If Salazar can go out and deliver a gem and the Indians can show what they are made of with a solid performance against the Twins, it would go a long way toward reawakening a sleeping fan base.
Think about this, today’s game will mark a very rare occurrence in that it will be the second straight sold-out game at the Tribe’s home park. The last sell out, the playoff game against Tampa Bay saw the Indians get goose-egged in front of a fan base that was ready to embrace the team again. Cleveland has a reprieve, of sorts, to do better things in front of a packed house today.
A win would help sway the naysayers to the side of this club having real hope – not just which comes when the season opens. In 2008, when the Indians came off a playoff season and won the home opener, more than 17,000 fans showed up for the second game. It is not a lot, but it is a far cry from the 10,000 – 12,000 the stadium sees far too often.
Reaching the playoffs last year was the beginning of mending ties with a jaded and somewhat hurt fan base. The only way to continue that is continue to win. There is no better time to continue the victorious trend than in front of a sold-out Progressive Field with a group of fans looking for a reason to be excited about one of its local teams.
Any home opener is nice to win. However, this one may have a little more meaning than all those in which the Tribe came up empty.

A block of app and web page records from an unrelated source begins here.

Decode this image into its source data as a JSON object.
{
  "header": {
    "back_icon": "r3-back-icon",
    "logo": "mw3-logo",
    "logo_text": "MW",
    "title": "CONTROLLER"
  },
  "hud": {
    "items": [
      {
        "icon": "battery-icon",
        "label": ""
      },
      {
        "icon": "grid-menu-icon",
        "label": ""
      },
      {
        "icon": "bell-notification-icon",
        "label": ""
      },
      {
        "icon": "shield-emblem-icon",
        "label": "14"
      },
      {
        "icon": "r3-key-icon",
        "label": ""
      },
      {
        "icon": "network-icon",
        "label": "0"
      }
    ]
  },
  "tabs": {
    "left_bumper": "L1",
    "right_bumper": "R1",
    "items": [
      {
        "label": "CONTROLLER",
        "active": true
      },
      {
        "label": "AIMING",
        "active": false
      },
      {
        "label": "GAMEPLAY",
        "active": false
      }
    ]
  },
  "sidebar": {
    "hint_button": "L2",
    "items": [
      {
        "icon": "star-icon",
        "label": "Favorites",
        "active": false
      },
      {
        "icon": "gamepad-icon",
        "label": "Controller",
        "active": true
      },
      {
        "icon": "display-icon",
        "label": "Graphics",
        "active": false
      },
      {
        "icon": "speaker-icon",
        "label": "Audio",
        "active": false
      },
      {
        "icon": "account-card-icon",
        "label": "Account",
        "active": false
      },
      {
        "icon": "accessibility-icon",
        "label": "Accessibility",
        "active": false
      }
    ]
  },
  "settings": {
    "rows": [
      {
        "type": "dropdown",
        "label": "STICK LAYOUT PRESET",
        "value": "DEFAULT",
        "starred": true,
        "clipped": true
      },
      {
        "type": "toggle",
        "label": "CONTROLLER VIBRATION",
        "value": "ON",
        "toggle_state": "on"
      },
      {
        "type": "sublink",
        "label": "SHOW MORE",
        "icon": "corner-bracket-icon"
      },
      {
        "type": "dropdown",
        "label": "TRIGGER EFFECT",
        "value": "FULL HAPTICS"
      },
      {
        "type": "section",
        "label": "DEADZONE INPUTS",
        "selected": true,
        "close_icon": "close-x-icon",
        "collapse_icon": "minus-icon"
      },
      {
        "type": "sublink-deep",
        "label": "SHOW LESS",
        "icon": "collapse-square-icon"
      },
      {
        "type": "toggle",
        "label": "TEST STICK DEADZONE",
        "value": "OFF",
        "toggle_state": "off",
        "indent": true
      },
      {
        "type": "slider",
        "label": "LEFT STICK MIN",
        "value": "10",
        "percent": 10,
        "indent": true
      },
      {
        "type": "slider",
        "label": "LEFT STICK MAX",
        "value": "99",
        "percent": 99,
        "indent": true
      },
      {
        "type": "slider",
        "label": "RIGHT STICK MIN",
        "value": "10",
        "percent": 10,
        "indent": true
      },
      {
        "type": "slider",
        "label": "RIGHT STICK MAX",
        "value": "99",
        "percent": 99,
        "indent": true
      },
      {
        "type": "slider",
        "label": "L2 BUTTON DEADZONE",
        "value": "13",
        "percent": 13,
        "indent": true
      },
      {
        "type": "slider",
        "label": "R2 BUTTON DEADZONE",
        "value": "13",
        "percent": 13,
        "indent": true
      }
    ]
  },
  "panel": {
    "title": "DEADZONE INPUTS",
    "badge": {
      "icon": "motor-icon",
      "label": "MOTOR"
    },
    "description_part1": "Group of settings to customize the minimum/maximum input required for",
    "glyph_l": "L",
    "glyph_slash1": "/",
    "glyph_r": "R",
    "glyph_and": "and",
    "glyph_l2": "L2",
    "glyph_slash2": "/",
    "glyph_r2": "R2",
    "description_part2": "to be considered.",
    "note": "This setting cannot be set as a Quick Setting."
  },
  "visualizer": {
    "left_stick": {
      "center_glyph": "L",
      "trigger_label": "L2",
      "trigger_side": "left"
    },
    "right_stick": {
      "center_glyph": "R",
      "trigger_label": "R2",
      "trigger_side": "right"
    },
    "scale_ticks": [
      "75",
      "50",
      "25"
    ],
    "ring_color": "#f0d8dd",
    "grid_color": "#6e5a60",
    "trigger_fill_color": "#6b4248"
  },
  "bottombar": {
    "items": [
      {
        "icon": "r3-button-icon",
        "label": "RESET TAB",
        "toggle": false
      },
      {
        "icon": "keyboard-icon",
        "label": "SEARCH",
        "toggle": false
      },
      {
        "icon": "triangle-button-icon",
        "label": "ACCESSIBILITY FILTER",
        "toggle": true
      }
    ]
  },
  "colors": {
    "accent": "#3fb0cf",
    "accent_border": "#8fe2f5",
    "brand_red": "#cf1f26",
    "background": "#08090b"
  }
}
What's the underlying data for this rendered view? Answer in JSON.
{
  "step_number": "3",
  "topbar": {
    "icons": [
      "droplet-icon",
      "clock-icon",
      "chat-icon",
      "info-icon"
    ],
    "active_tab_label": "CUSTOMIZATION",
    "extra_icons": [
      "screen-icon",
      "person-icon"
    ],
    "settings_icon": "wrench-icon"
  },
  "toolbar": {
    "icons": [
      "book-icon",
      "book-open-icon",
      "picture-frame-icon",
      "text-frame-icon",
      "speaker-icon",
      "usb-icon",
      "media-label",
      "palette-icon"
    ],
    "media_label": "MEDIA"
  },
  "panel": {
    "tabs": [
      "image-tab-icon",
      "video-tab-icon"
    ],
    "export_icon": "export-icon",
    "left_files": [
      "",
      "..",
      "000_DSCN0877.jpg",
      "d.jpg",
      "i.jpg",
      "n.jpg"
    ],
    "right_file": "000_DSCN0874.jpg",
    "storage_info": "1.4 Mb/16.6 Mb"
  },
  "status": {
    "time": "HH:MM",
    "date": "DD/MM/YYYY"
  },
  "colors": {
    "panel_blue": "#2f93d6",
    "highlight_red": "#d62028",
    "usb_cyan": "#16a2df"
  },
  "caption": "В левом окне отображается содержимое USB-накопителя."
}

Expectations are now higher, as they should be. A win today does not mean all those expectations will be fulfilled, but it would help to continue providing s little hope to even those fans who barely pay attention beyond day one.
Photo: Jared Wickerham/Getty Images